[Entries from a dataset of interfaces]

Segment Open

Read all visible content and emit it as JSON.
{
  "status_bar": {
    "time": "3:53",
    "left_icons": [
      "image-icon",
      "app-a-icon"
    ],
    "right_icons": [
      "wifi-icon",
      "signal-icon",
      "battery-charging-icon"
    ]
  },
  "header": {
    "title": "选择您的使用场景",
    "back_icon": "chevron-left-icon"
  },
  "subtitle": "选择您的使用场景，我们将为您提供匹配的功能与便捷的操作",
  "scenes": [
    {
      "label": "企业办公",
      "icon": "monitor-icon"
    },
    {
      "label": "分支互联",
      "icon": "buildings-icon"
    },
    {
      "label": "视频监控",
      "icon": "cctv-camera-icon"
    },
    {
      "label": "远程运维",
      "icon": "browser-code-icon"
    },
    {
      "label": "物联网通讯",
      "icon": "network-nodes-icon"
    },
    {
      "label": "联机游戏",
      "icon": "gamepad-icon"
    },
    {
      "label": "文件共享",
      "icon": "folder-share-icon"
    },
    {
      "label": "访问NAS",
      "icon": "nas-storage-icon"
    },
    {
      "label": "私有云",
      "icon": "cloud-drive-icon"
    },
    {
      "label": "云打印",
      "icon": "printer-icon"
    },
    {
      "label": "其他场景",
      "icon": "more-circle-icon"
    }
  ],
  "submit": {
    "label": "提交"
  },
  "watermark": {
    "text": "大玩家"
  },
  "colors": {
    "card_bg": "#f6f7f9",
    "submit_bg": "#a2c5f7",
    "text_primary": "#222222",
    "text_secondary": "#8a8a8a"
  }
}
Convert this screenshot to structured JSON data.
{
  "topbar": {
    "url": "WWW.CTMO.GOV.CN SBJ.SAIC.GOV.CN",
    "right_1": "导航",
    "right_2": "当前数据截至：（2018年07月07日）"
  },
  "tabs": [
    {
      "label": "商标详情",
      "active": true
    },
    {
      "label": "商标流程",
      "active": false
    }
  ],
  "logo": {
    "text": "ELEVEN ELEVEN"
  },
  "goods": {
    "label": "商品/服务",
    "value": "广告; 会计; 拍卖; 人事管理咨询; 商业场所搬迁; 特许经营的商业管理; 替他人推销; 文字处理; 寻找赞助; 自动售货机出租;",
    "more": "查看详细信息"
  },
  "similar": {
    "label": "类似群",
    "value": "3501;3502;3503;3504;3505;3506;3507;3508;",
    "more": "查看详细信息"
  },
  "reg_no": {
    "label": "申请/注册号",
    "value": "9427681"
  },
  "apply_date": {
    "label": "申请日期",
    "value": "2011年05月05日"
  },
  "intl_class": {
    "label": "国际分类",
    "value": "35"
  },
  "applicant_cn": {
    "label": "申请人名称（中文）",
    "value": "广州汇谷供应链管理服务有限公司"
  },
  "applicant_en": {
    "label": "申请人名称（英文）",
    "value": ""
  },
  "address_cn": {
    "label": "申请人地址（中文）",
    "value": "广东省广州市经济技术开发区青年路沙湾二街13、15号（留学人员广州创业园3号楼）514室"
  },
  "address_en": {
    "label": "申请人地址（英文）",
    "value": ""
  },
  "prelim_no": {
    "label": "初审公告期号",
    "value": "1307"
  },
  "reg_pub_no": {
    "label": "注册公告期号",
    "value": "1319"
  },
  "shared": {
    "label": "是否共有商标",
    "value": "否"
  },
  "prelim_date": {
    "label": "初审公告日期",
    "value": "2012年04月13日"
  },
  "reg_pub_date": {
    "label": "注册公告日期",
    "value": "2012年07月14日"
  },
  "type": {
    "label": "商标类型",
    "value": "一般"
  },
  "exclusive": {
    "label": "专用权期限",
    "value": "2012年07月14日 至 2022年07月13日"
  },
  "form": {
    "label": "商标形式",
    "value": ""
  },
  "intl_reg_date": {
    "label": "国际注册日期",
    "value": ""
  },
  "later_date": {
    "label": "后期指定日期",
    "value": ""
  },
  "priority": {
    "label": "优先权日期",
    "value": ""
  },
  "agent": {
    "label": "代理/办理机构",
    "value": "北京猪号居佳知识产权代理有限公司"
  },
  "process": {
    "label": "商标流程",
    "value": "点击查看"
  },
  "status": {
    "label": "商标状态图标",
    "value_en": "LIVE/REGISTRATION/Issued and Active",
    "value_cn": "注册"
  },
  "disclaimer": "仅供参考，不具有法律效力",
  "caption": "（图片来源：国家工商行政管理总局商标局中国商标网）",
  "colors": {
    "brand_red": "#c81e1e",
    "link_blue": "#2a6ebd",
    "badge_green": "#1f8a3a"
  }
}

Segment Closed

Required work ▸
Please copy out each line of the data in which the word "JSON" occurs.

Result of this task ▸
Read all visible content and emit it as JSON.
Convert this screenshot to structured JSON data.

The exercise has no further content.